Question: Are you entitled to diminution in value of your vehicle involved in a collision?
Under common law tort doctrines, the measure of damages recoverable from a tortfeasor is generally adequate compensation for the loss sustained. It is also a correct statement that under Indiana law that that measure of damages includes diminution in value. But tort doctrines are not relevant when dealing with an insurance contract. Making a party “whole” is the province of tort law, but has no application when dealing with an insured and insurer. Since an insured’s claim is based solely on their policy, so their claim depends entirely on the terms of the contract. An insurance company’s obligation to indemnify requires it to restore the insured to the same position as before the event only to the extent required by the policy terms.

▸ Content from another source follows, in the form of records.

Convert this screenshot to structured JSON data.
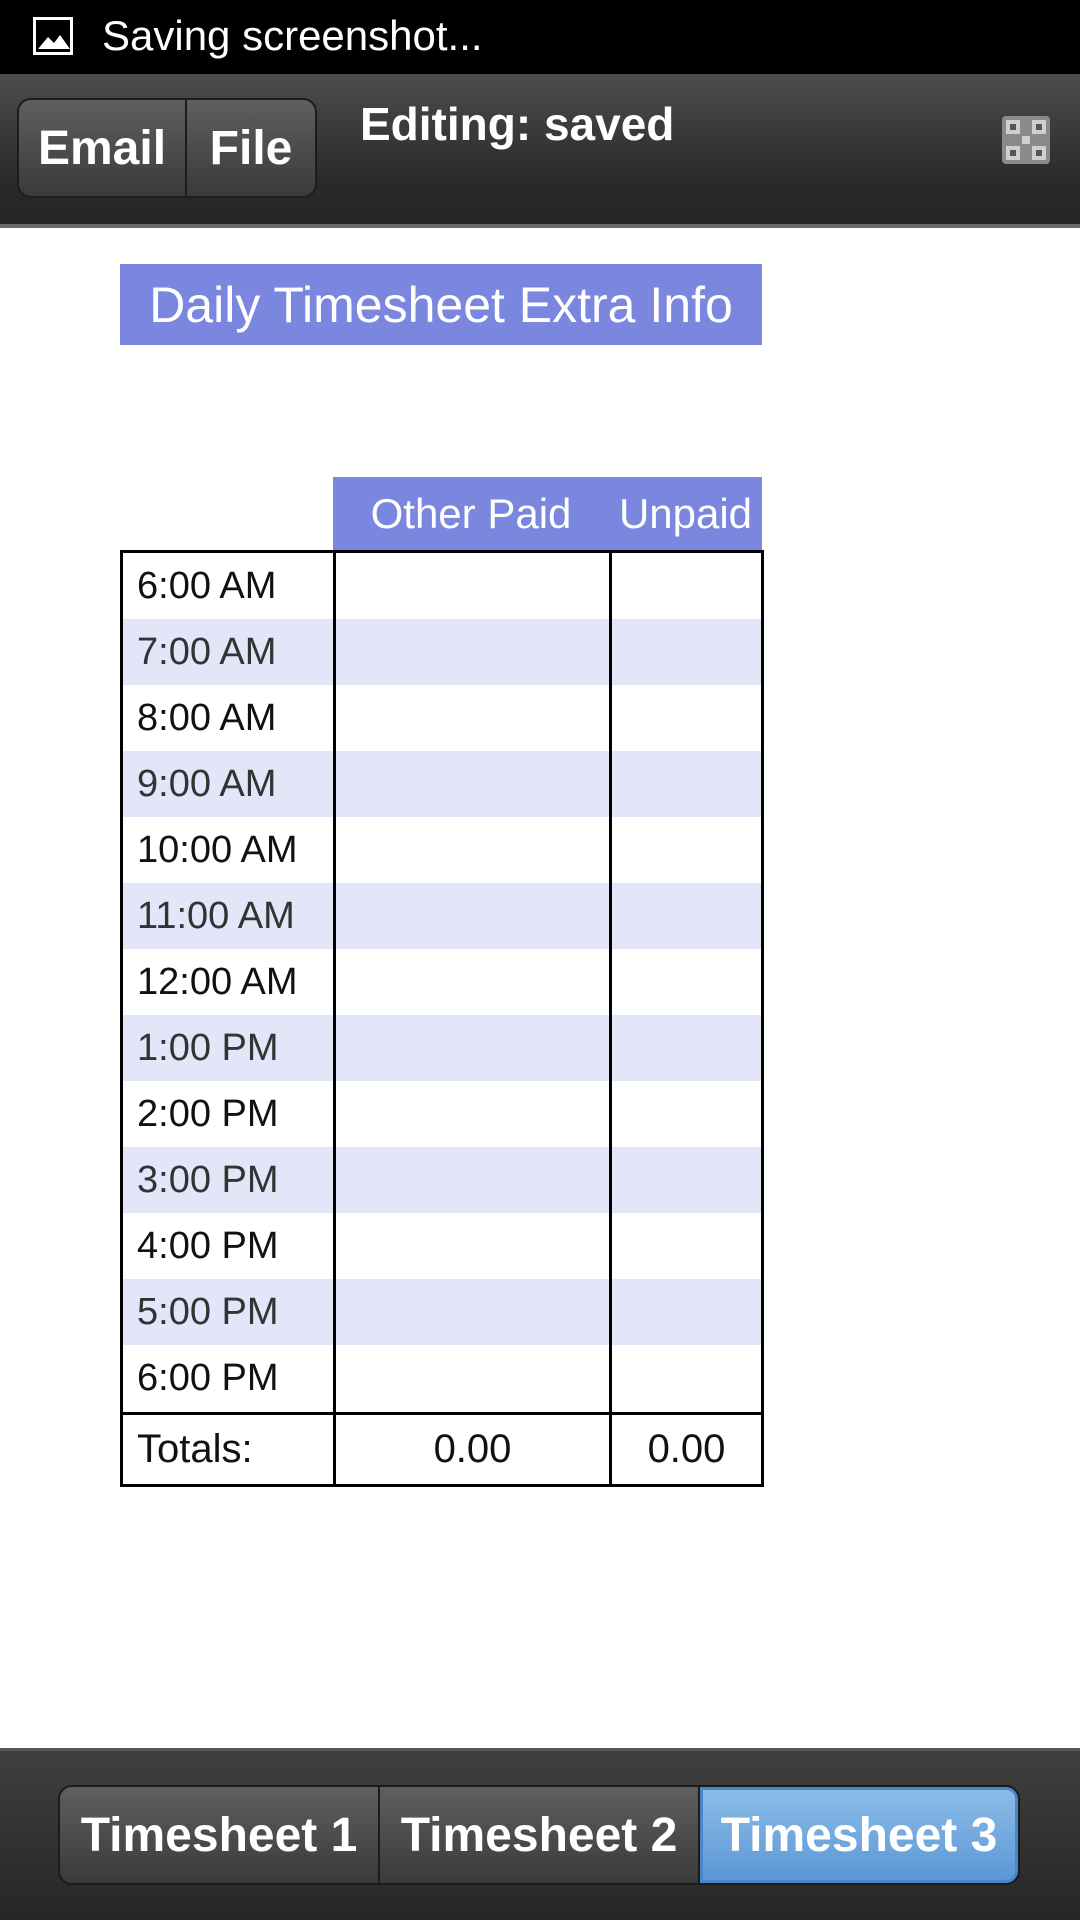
{
  "status_bar": {
    "text": "Saving screenshot...",
    "icon": "image-icon"
  },
  "action_bar": {
    "email_label": "Email",
    "file_label": "File",
    "editing_status": "Editing: saved",
    "qr_icon": "qr-code-icon"
  },
  "sheet": {
    "title": "Daily Timesheet Extra Info",
    "columns": [
      "Other Paid",
      "Unpaid"
    ],
    "rows": [
      {
        "time": "6:00 AM",
        "other_paid": "",
        "unpaid": ""
      },
      {
        "time": "7:00 AM",
        "other_paid": "",
        "unpaid": ""
      },
      {
        "time": "8:00 AM",
        "other_paid": "",
        "unpaid": ""
      },
      {
        "time": "9:00 AM",
        "other_paid": "",
        "unpaid": ""
      },
      {
        "time": "10:00 AM",
        "other_paid": "",
        "unpaid": ""
      },
      {
        "time": "11:00 AM",
        "other_paid": "",
        "unpaid": ""
      },
      {
        "time": "12:00 AM",
        "other_paid": "",
        "unpaid": ""
      },
      {
        "time": "1:00 PM",
        "other_paid": "",
        "unpaid": ""
      },
      {
        "time": "2:00 PM",
        "other_paid": "",
        "unpaid": ""
      },
      {
        "time": "3:00 PM",
        "other_paid": "",
        "unpaid": ""
      },
      {
        "time": "4:00 PM",
        "other_paid": "",
        "unpaid": ""
      },
      {
        "time": "5:00 PM",
        "other_paid": "",
        "unpaid": ""
      },
      {
        "time": "6:00 PM",
        "other_paid": "",
        "unpaid": ""
      }
    ],
    "totals_label": "Totals:",
    "totals": {
      "other_paid": "0.00",
      "unpaid": "0.00"
    }
  },
  "tabs": [
    {
      "label": "Timesheet 1",
      "active": false
    },
    {
      "label": "Timesheet 2",
      "active": false
    },
    {
      "label": "Timesheet 3",
      "active": true
    }
  ],
  "colors": {
    "header_blue": "#7b86df",
    "row_shade": "#e3e5f8",
    "active_tab": "#6ea8de"
  }
}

Note, insurance contracts are subject to the same rules as other contracts. Policy terms are interpreted from the perspective of an ordinary policyholder of average intelligence, and if reasonably intelligent persons may honestly differ as to the meaning of the policy language, the policy is ambiguous. Ambiguities are construed strictly against the insurer. If the contract defines “loss”, that provision gives the insurer a choice to pay the insured either the actual cash value of the vehicle or the costs associated with repairing or replacing the vehicle with property of like kind and quality.